## Problem to work on
The entries below are to be written out exactly, with no images included.

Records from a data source
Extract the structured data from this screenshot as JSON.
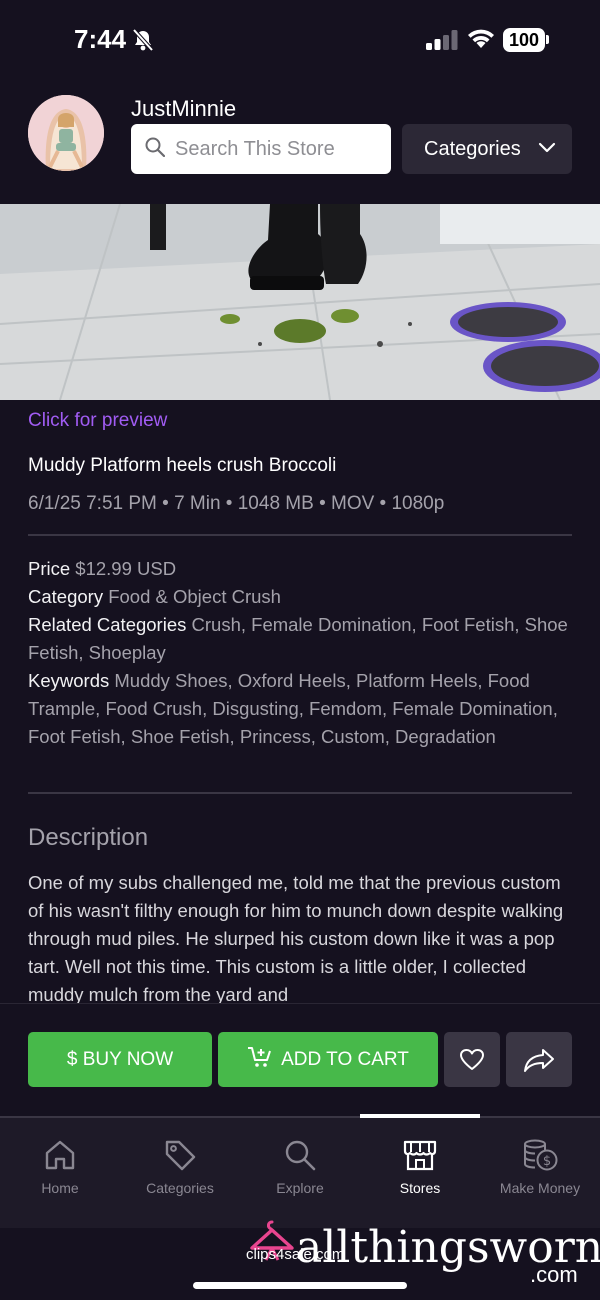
{
  "status_bar": {
    "time": "7:44",
    "battery": "100"
  },
  "store": {
    "name": "JustMinnie",
    "search_placeholder": "Search This Store",
    "categories_label": "Categories"
  },
  "clip": {
    "preview_link": "Click for preview",
    "title": "Muddy Platform heels crush Broccoli",
    "meta": "6/1/25 7:51 PM • 7 Min • 1048 MB • MOV • 1080p",
    "price_label": "Price",
    "price_value": "$12.99 USD",
    "category_label": "Category",
    "category_value": "Food & Object Crush",
    "related_label": "Related Categories",
    "related_value": "Crush, Female Domination, Foot Fetish, Shoe Fetish, Shoeplay",
    "keywords_label": "Keywords",
    "keywords_value": "Muddy Shoes, Oxford Heels, Platform Heels, Food Trample, Food Crush, Disgusting, Femdom, Female Domination, Foot Fetish, Shoe Fetish, Princess, Custom, Degradation",
    "description_title": "Description",
    "description_body": "One of my subs challenged me, told me that the previous custom of his wasn't filthy enough for him to munch down despite walking through mud piles. He slurped his custom down like it was a pop tart. Well not this time. This custom is a little older, I collected muddy mulch from the yard and"
  },
  "actions": {
    "buy_now": "$ BUY NOW",
    "add_to_cart": "ADD TO CART"
  },
  "tabs": [
    {
      "label": "Home",
      "icon": "home-icon"
    },
    {
      "label": "Categories",
      "icon": "tag-icon"
    },
    {
      "label": "Explore",
      "icon": "search-icon"
    },
    {
      "label": "Stores",
      "icon": "store-icon"
    },
    {
      "label": "Make Money",
      "icon": "coins-icon"
    }
  ],
  "active_tab": "Stores",
  "footer": {
    "site": "clips4sale.com",
    "watermark": "allthingsworn",
    "watermark_suffix": ".com"
  },
  "colors": {
    "background": "#15111f",
    "accent_purple": "#a15cf3",
    "buy_green": "#47b94a",
    "muted_text": "#a4a2ab"
  }
}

## Solved exercise
Extract the structured data from this screenshot as JSON.
{
  "status_bar": {
    "time": "7:44",
    "battery": "100"
  },
  "store": {
    "name": "JustMinnie",
    "search_placeholder": "Search This Store",
    "categories_label": "Categories"
  },
  "clip": {
    "preview_link": "Click for preview",
    "title": "Muddy Platform heels crush Broccoli",
    "meta": "6/1/25 7:51 PM • 7 Min • 1048 MB • MOV • 1080p",
    "price_label": "Price",
    "price_value": "$12.99 USD",
    "category_label": "Category",
    "category_value": "Food & Object Crush",
    "related_label": "Related Categories",
    "related_value": "Crush, Female Domination, Foot Fetish, Shoe Fetish, Shoeplay",
    "keywords_label": "Keywords",
    "keywords_value": "Muddy Shoes, Oxford Heels, Platform Heels, Food Trample, Food Crush, Disgusting, Femdom, Female Domination, Foot Fetish, Shoe Fetish, Princess, Custom, Degradation",
    "description_title": "Description",
    "description_body": "One of my subs challenged me, told me that the previous custom of his wasn't filthy enough for him to munch down despite walking through mud piles. He slurped his custom down like it was a pop tart. Well not this time. This custom is a little older, I collected muddy mulch from the yard and"
  },
  "actions": {
    "buy_now": "$ BUY NOW",
    "add_to_cart": "ADD TO CART"
  },
  "tabs": [
    {
      "label": "Home",
      "icon": "home-icon"
    },
    {
      "label": "Categories",
      "icon": "tag-icon"
    },
    {
      "label": "Explore",
      "icon": "search-icon"
    },
    {
      "label": "Stores",
      "icon": "store-icon"
    },
    {
      "label": "Make Money",
      "icon": "coins-icon"
    }
  ],
  "active_tab": "Stores",
  "footer": {
    "site": "clips4sale.com",
    "watermark": "allthingsworn",
    "watermark_suffix": ".com"
  },
  "colors": {
    "background": "#15111f",
    "accent_purple": "#a15cf3",
    "buy_green": "#47b94a",
    "muted_text": "#a4a2ab"
  }
}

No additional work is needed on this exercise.